The Modern Dobsonian
 

Would you like to learn the fine points of building everything from light-weight giant Dobsonians to tiny travel scopes, and to help keep you from making expensive mistakes? Look no farther. TMD has been constantly updated so  your next project will be a success - and not an old-fashioned heavy dinosaur! Order your copy today!

This 16" is one of five built in 2010. They weigh 68 pounds and fold up to fit into a small storage bay of our motorhome. Now that is a travel scope!

Travel Scopes

Tom Clark pioneered these fold-up designs where all the parts nest inside of each other for easy transportation and storage. The mounts are rock solid, while being easy and fast to assemble.

This 18" f/5 was built for a trip to the southern hemisphere in 1994. Total weight is 97 pounds. We observed with it from Lake Titacaca in Bolivia, at an altitude of 12,800 feet. What views!

Nesting Design for Portability

Large Telescopes


Tom built The Yard Scope in 1992 and it was one of the largest amateur instruments in the world at that time. The 36" f/5 mirror is one yard in aperture - thus the name. The 540 pound monster is one of the most famous amateur telescopes ever built. The 360 pound 36" f4.5 Yard Scope II was built in 1998 and used at the author's home in Chiefland, FL until replaced with a 42" in 2003.

Order your copy of The Modern Dobsonian today, and learn from the author's 25 years of experience in building telescopes.


Tom Clark

13720 Butterfield Trail NW

Deming, NM  88030



Medium Size Telescopes


The most popular amateur scopes are the 12-20" sizes. Under the name Tectron Telescopes, Tom Clark has built nearly 200 telescopes for customers around the world. On the left is an early 25" f/5 that weighed 250 pounds.

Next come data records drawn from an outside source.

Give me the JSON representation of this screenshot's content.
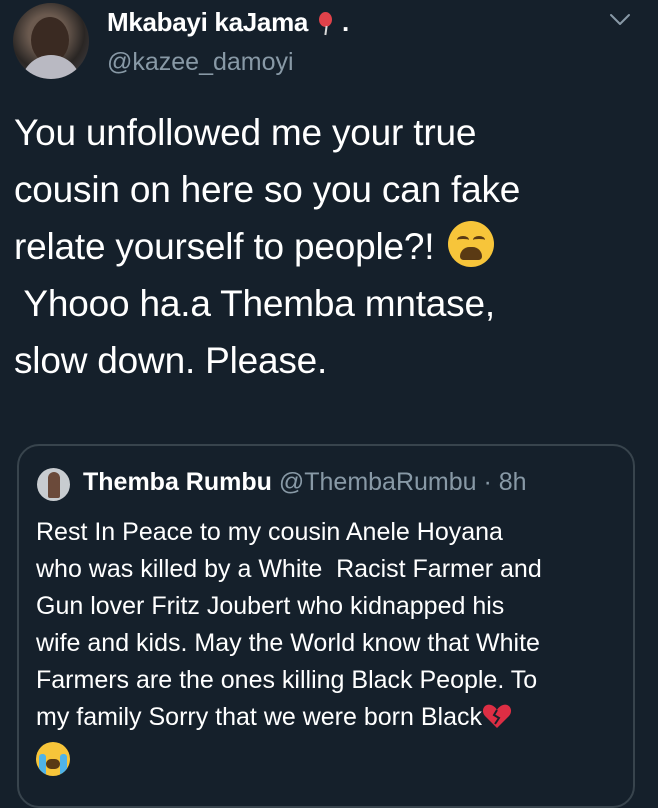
{
  "tweet": {
    "display_name": "Mkabayi kaJama",
    "name_suffix": ".",
    "handle": "@kazee_damoyi",
    "text_lines": [
      "You unfollowed me your true",
      "cousin on here so you can fake",
      "relate yourself to people?!",
      " Yhooo ha.a Themba mntase,",
      "slow down. Please."
    ]
  },
  "quoted": {
    "display_name": "Themba Rumbu",
    "handle": "@ThembaRumbu",
    "separator": "·",
    "time": "8h",
    "text_lines": [
      "Rest In Peace to my cousin Anele Hoyana",
      "who was killed by a White  Racist Farmer and",
      "Gun lover Fritz Joubert who kidnapped his",
      "wife and kids. May the World know that White",
      "Farmers are the ones killing Black People. To",
      "my family Sorry that we were born Black"
    ]
  },
  "icons": {
    "name_emoji": "balloon-icon",
    "menu": "chevron-down-icon",
    "tweet_emoji": "weary-face-icon",
    "quote_emoji_1": "broken-heart-icon",
    "quote_emoji_2": "loudly-crying-face-icon"
  },
  "colors": {
    "background": "#15202b",
    "text": "#ffffff",
    "secondary_text": "#8899a6",
    "border": "#38444d"
  }
}
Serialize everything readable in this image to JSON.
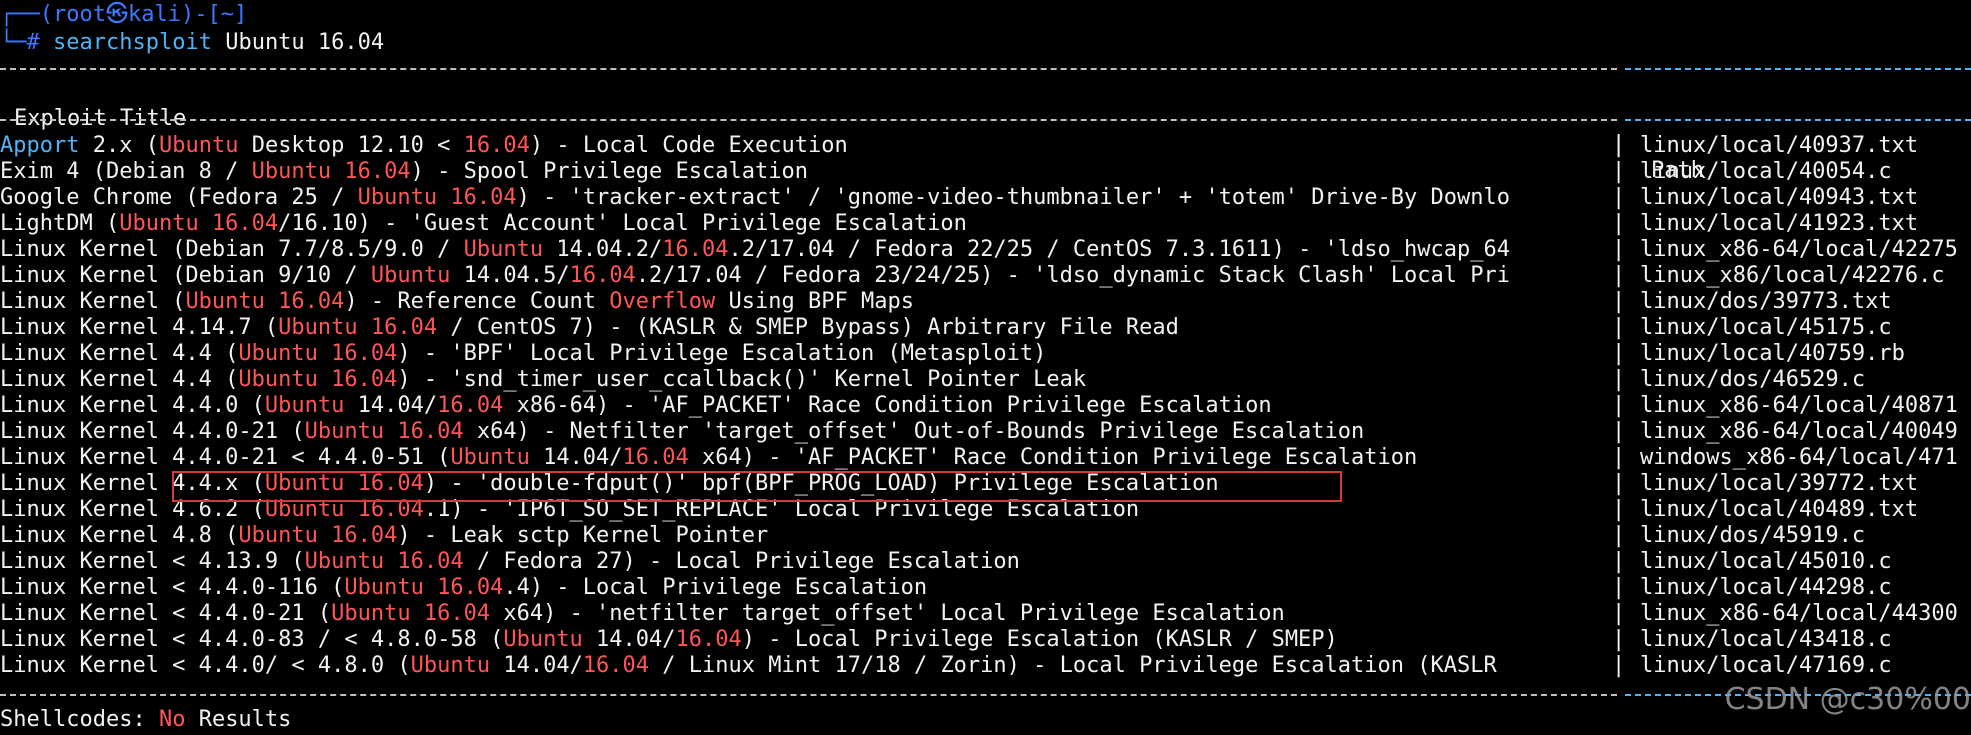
{
  "prompt": {
    "line1_prefix": "┌──(",
    "user": "root",
    "at_symbol": "㉿",
    "host": "kali",
    "line1_mid": ")-[",
    "cwd": "~",
    "line1_suffix": "]",
    "line2_prefix": "└─",
    "hash": "#",
    "command": "searchsploit",
    "argument": "Ubuntu 16.04"
  },
  "table": {
    "header_title": "Exploit Title",
    "header_path": "Path",
    "separator": "|",
    "rows": [
      {
        "title": [
          {
            "t": "Apport",
            "c": "apport"
          },
          {
            "t": " 2.x ("
          },
          {
            "t": "Ubuntu",
            "c": "hl"
          },
          {
            "t": " Desktop 12.10 < "
          },
          {
            "t": "16.04",
            "c": "hl"
          },
          {
            "t": ") - Local Code Execution"
          }
        ],
        "path": "linux/local/40937.txt"
      },
      {
        "title": [
          {
            "t": "Exim 4 (Debian 8 / "
          },
          {
            "t": "Ubuntu 16.04",
            "c": "hl"
          },
          {
            "t": ") - Spool Privilege Escalation"
          }
        ],
        "path": "linux/local/40054.c"
      },
      {
        "title": [
          {
            "t": "Google Chrome (Fedora 25 / "
          },
          {
            "t": "Ubuntu 16.04",
            "c": "hl"
          },
          {
            "t": ") - 'tracker-extract' / 'gnome-video-thumbnailer' + 'totem' Drive-By Downlo"
          }
        ],
        "path": "linux/local/40943.txt"
      },
      {
        "title": [
          {
            "t": "LightDM ("
          },
          {
            "t": "Ubuntu 16.04",
            "c": "hl"
          },
          {
            "t": "/16.10) - 'Guest Account' Local Privilege Escalation"
          }
        ],
        "path": "linux/local/41923.txt"
      },
      {
        "title": [
          {
            "t": "Linux Kernel (Debian 7.7/8.5/9.0 / "
          },
          {
            "t": "Ubuntu",
            "c": "hl"
          },
          {
            "t": " 14.04.2/"
          },
          {
            "t": "16.04",
            "c": "hl"
          },
          {
            "t": ".2/17.04 / Fedora 22/25 / CentOS 7.3.1611) - 'ldso_hwcap_64"
          }
        ],
        "path": "linux_x86-64/local/42275"
      },
      {
        "title": [
          {
            "t": "Linux Kernel (Debian 9/10 / "
          },
          {
            "t": "Ubuntu",
            "c": "hl"
          },
          {
            "t": " 14.04.5/"
          },
          {
            "t": "16.04",
            "c": "hl"
          },
          {
            "t": ".2/17.04 / Fedora 23/24/25) - 'ldso_dynamic Stack Clash' Local Pri"
          }
        ],
        "path": "linux_x86/local/42276.c"
      },
      {
        "title": [
          {
            "t": "Linux Kernel ("
          },
          {
            "t": "Ubuntu 16.04",
            "c": "hl"
          },
          {
            "t": ") - Reference Count "
          },
          {
            "t": "Overflow",
            "c": "hl"
          },
          {
            "t": " Using BPF Maps"
          }
        ],
        "path": "linux/dos/39773.txt"
      },
      {
        "title": [
          {
            "t": "Linux Kernel 4.14.7 ("
          },
          {
            "t": "Ubuntu 16.04",
            "c": "hl"
          },
          {
            "t": " / CentOS 7) - (KASLR & SMEP Bypass) Arbitrary File Read"
          }
        ],
        "path": "linux/local/45175.c"
      },
      {
        "title": [
          {
            "t": "Linux Kernel 4.4 ("
          },
          {
            "t": "Ubuntu 16.04",
            "c": "hl"
          },
          {
            "t": ") - 'BPF' Local Privilege Escalation (Metasploit)"
          }
        ],
        "path": "linux/local/40759.rb"
      },
      {
        "title": [
          {
            "t": "Linux Kernel 4.4 ("
          },
          {
            "t": "Ubuntu 16.04",
            "c": "hl"
          },
          {
            "t": ") - 'snd_timer_user_ccallback()' Kernel Pointer Leak"
          }
        ],
        "path": "linux/dos/46529.c"
      },
      {
        "title": [
          {
            "t": "Linux Kernel 4.4.0 ("
          },
          {
            "t": "Ubuntu",
            "c": "hl"
          },
          {
            "t": " 14.04/"
          },
          {
            "t": "16.04",
            "c": "hl"
          },
          {
            "t": " x86-64) - 'AF_PACKET' Race Condition Privilege Escalation"
          }
        ],
        "path": "linux_x86-64/local/40871"
      },
      {
        "title": [
          {
            "t": "Linux Kernel 4.4.0-21 ("
          },
          {
            "t": "Ubuntu 16.04",
            "c": "hl"
          },
          {
            "t": " x64) - Netfilter 'target_offset' Out-of-Bounds Privilege Escalation"
          }
        ],
        "path": "linux_x86-64/local/40049"
      },
      {
        "title": [
          {
            "t": "Linux Kernel 4.4.0-21 < 4.4.0-51 ("
          },
          {
            "t": "Ubuntu",
            "c": "hl"
          },
          {
            "t": " 14.04/"
          },
          {
            "t": "16.04",
            "c": "hl"
          },
          {
            "t": " x64) - 'AF_PACKET' Race Condition Privilege Escalation"
          }
        ],
        "path": "windows_x86-64/local/471"
      },
      {
        "title": [
          {
            "t": "Linux Kernel 4.4.x ("
          },
          {
            "t": "Ubuntu 16.04",
            "c": "hl"
          },
          {
            "t": ") - 'double-fdput()' bpf(BPF_PROG_LOAD) Privilege Escalation"
          }
        ],
        "path": "linux/local/39772.txt"
      },
      {
        "title": [
          {
            "t": "Linux Kernel 4.6.2 ("
          },
          {
            "t": "Ubuntu 16.04",
            "c": "hl"
          },
          {
            "t": ".1) - 'IP6T_SO_SET_REPLACE' Local Privilege Escalation"
          }
        ],
        "path": "linux/local/40489.txt"
      },
      {
        "title": [
          {
            "t": "Linux Kernel 4.8 ("
          },
          {
            "t": "Ubuntu 16.04",
            "c": "hl"
          },
          {
            "t": ") - Leak sctp Kernel Pointer"
          }
        ],
        "path": "linux/dos/45919.c"
      },
      {
        "title": [
          {
            "t": "Linux Kernel < 4.13.9 ("
          },
          {
            "t": "Ubuntu 16.04",
            "c": "hl"
          },
          {
            "t": " / Fedora 27) - Local Privilege Escalation"
          }
        ],
        "path": "linux/local/45010.c"
      },
      {
        "title": [
          {
            "t": "Linux Kernel < 4.4.0-116 ("
          },
          {
            "t": "Ubuntu 16.04",
            "c": "hl"
          },
          {
            "t": ".4) - Local Privilege Escalation"
          }
        ],
        "path": "linux/local/44298.c"
      },
      {
        "title": [
          {
            "t": "Linux Kernel < 4.4.0-21 ("
          },
          {
            "t": "Ubuntu 16.04",
            "c": "hl"
          },
          {
            "t": " x64) - 'netfilter target_offset' Local Privilege Escalation"
          }
        ],
        "path": "linux_x86-64/local/44300"
      },
      {
        "title": [
          {
            "t": "Linux Kernel < 4.4.0-83 / < 4.8.0-58 ("
          },
          {
            "t": "Ubuntu",
            "c": "hl"
          },
          {
            "t": " 14.04/"
          },
          {
            "t": "16.04",
            "c": "hl"
          },
          {
            "t": ") - Local Privilege Escalation (KASLR / SMEP)"
          }
        ],
        "path": "linux/local/43418.c"
      },
      {
        "title": [
          {
            "t": "Linux Kernel < 4.4.0/ < 4.8.0 ("
          },
          {
            "t": "Ubuntu",
            "c": "hl"
          },
          {
            "t": " 14.04/"
          },
          {
            "t": "16.04",
            "c": "hl"
          },
          {
            "t": " / Linux Mint 17/18 / Zorin) - Local Privilege Escalation (KASLR"
          }
        ],
        "path": "linux/local/47169.c"
      }
    ]
  },
  "shellcodes": {
    "label": "Shellcodes: ",
    "status": "No",
    "suffix": " Results"
  },
  "watermark": "CSDN @c30%00",
  "colors": {
    "background": "#000000",
    "text": "#f2f2f2",
    "prompt_blue": "#3b78ff",
    "command_cyan": "#4fb3f7",
    "match_red": "#ff5555",
    "highlight_box": "#d93838"
  }
}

Below is the 24" f/4.5 that replaced it when we started building ultra-lights. This 24" f4.5 only weighs 160 pounds, yet is ultra-stable. It folds up into a 30x30x24" box for traveling. Two of the 24s could easily fit into a minivan.

Here is the author with a 32"

f/4.5. It features a removable mirror box to make set up very easy. This scope could be set up with two guys in less than 10 minutes. Any scope that is easy to transport and set up is one that will be used a lot.

Above is Tom's 24' home-made dome that is on the edge of the club observing field in Chiefland, FL. The scope is a 42" f/4. It is 14' long, weighs 1600 pounds, and has a go-to drive to make observing from inside the dome a pleasure.  This telescope was moved to the fabulous skies of New Mexico in 2012.

This 10" f/5.6 weighs 56 pounds and isn't a lot bigger than the 8", yet provides excellent views. TMD shows the construction of my 18x18x20" 12" f/6 that only weighs 54 pounds. Can you imagine an 8" f/6 that only weighs 25 pounds and folds up into a 12x12x13" box? Here are the photos.

Tom's workshop in 1992 with six 15" f/5s under construction. Tom retired from telescope production in 1999 and no longer takes orders for telescopes. He still builds scopes and observatories for his own enjoyment.

First published in 1992   

Now in the Fifth Edition - revised in 2010 

8.5" x 11"  92 pages

$20 shipping to your US address.

The Yard Scope 36" f/5

The Yard Scope II  36" f/4.5

24" f4.5

8" f/6

6" f/8

Above and below are Tom's personal scopes. The 8" and 12" fold up so small that they can be carried anywhere. The 24" is used in our yard in New Mexico, and taken to star parties around the country. Compare the size of the non-folding 6" f/8 with the folded up 8" f/6, 12" f/6, and 24" f/4.5.  The cart the scope is sitting  on allows the author to easily load  the scope into his van by himself for trips to star parties.

12" f/6

24" f4.5 at the Winter Star Party

16" f/4.5 and 24" f4.5 set up at 8400' in Colorado

Learn to design and build your large Dobsonian so that it will be extremely light for it's size, provide the best images possible, balance without counterweights, and fold up into the smallest package possible for transportation and storage. No one else offers these features…

Old fashion telescopes take a lot of room for storage between observing sessions.  Here in one small corner of the author's garage , sitting on mobile carts, (from L-R) are a  12" f/6, a 10" f/6. an 8" f/6, and a 24" f/4.5. Sitting on top of the 24" is the eyepiece box used for traveling. So how much room does your current scope take up?

The author's 160 pound 24" f4.5 is shown folded up in the photo above, and on the left is a photo of it assembled. The scope folds up to 24" high, and 31" square. It will fit in nearly any hatchback. Several of them could fit into our mini-van. Set up only takes a few minutes, and the views through it are absolutely stunning.

Sold out and out of print. Thanks for 23 years of printing.